EXERCISE DESCRIPTION: Without omitting anything, copy the data exactly.

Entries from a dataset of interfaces
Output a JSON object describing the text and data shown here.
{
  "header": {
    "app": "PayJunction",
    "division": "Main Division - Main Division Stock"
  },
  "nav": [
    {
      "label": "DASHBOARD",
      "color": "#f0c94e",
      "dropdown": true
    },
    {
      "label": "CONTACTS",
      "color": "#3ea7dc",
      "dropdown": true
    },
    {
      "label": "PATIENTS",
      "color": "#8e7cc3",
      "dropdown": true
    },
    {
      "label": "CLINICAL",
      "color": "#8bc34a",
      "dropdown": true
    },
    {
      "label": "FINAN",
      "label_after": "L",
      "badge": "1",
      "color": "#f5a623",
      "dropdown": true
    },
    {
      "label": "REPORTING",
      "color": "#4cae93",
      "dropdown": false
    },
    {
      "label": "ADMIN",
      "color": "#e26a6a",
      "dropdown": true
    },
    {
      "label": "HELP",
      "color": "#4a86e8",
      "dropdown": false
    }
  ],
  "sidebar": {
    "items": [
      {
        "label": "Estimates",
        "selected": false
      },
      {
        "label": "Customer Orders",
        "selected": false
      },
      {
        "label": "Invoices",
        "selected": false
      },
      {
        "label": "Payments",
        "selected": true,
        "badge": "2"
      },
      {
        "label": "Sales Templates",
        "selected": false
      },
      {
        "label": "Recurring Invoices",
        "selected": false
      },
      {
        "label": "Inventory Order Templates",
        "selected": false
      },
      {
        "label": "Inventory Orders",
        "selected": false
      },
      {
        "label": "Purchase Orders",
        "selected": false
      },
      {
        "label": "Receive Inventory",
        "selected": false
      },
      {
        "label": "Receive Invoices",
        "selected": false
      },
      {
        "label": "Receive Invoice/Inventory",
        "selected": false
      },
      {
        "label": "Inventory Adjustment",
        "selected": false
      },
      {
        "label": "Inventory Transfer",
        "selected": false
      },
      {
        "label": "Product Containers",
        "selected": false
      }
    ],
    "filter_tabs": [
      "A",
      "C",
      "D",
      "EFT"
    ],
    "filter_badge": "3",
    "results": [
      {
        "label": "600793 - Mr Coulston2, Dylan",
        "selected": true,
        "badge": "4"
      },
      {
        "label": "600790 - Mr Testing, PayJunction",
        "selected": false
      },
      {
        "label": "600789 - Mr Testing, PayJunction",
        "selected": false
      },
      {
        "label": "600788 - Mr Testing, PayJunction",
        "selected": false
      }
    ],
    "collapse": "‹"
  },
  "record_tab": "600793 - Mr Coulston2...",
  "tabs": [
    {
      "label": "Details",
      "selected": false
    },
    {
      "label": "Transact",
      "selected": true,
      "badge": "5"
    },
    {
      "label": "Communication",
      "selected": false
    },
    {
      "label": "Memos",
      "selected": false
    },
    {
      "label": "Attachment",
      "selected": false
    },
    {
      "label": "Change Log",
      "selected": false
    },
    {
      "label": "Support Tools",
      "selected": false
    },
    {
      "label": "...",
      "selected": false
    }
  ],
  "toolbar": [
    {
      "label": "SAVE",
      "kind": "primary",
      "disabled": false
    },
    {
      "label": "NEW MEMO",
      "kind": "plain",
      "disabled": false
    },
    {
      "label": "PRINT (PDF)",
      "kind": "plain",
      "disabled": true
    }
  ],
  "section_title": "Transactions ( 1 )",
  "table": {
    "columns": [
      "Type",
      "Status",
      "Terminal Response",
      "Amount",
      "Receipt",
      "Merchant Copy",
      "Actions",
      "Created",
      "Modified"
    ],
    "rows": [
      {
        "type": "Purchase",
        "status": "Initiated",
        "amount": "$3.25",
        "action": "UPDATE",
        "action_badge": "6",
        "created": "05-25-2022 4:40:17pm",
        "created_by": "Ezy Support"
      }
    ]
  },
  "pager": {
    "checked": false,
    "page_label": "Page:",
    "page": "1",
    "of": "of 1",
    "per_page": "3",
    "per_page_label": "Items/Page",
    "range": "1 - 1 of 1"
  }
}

FINAL ANSWER:
Output a JSON object describing the text and data shown here.
{
  "header": {
    "app": "PayJunction",
    "division": "Main Division - Main Division Stock"
  },
  "nav": [
    {
      "label": "DASHBOARD",
      "color": "#f0c94e",
      "dropdown": true
    },
    {
      "label": "CONTACTS",
      "color": "#3ea7dc",
      "dropdown": true
    },
    {
      "label": "PATIENTS",
      "color": "#8e7cc3",
      "dropdown": true
    },
    {
      "label": "CLINICAL",
      "color": "#8bc34a",
      "dropdown": true
    },
    {
      "label": "FINAN",
      "label_after": "L",
      "badge": "1",
      "color": "#f5a623",
      "dropdown": true
    },
    {
      "label": "REPORTING",
      "color": "#4cae93",
      "dropdown": false
    },
    {
      "label": "ADMIN",
      "color": "#e26a6a",
      "dropdown": true
    },
    {
      "label": "HELP",
      "color": "#4a86e8",
      "dropdown": false
    }
  ],
  "sidebar": {
    "items": [
      {
        "label": "Estimates",
        "selected": false
      },
      {
        "label": "Customer Orders",
        "selected": false
      },
      {
        "label": "Invoices",
        "selected": false
      },
      {
        "label": "Payments",
        "selected": true,
        "badge": "2"
      },
      {
        "label": "Sales Templates",
        "selected": false
      },
      {
        "label": "Recurring Invoices",
        "selected": false
      },
      {
        "label": "Inventory Order Templates",
        "selected": false
      },
      {
        "label": "Inventory Orders",
        "selected": false
      },
      {
        "label": "Purchase Orders",
        "selected": false
      },
      {
        "label": "Receive Inventory",
        "selected": false
      },
      {
        "label": "Receive Invoices",
        "selected": false
      },
      {
        "label": "Receive Invoice/Inventory",
        "selected": false
      },
      {
        "label": "Inventory Adjustment",
        "selected": false
      },
      {
        "label": "Inventory Transfer",
        "selected": false
      },
      {
        "label": "Product Containers",
        "selected": false
      }
    ],
    "filter_tabs": [
      "A",
      "C",
      "D",
      "EFT"
    ],
    "filter_badge": "3",
    "results": [
      {
        "label": "600793 - Mr Coulston2, Dylan",
        "selected": true,
        "badge": "4"
      },
      {
        "label": "600790 - Mr Testing, PayJunction",
        "selected": false
      },
      {
        "label": "600789 - Mr Testing, PayJunction",
        "selected": false
      },
      {
        "label": "600788 - Mr Testing, PayJunction",
        "selected": false
      }
    ],
    "collapse": "‹"
  },
  "record_tab": "600793 - Mr Coulston2...",
  "tabs": [
    {
      "label": "Details",
      "selected": false
    },
    {
      "label": "Transact",
      "selected": true,
      "badge": "5"
    },
    {
      "label": "Communication",
      "selected": false
    },
    {
      "label": "Memos",
      "selected": false
    },
    {
      "label": "Attachment",
      "selected": false
    },
    {
      "label": "Change Log",
      "selected": false
    },
    {
      "label": "Support Tools",
      "selected": false
    },
    {
      "label": "...",
      "selected": false
    }
  ],
  "toolbar": [
    {
      "label": "SAVE",
      "kind": "primary",
      "disabled": false
    },
    {
      "label": "NEW MEMO",
      "kind": "plain",
      "disabled": false
    },
    {
      "label": "PRINT (PDF)",
      "kind": "plain",
      "disabled": true
    }
  ],
  "section_title": "Transactions ( 1 )",
  "table": {
    "columns": [
      "Type",
      "Status",
      "Terminal Response",
      "Amount",
      "Receipt",
      "Merchant Copy",
      "Actions",
      "Created",
      "Modified"
    ],
    "rows": [
      {
        "type": "Purchase",
        "status": "Initiated",
        "amount": "$3.25",
        "action": "UPDATE",
        "action_badge": "6",
        "created": "05-25-2022 4:40:17pm",
        "created_by": "Ezy Support"
      }
    ]
  },
  "pager": {
    "checked": false,
    "page_label": "Page:",
    "page": "1",
    "of": "of 1",
    "per_page": "3",
    "per_page_label": "Items/Page",
    "range": "1 - 1 of 1"
  }
}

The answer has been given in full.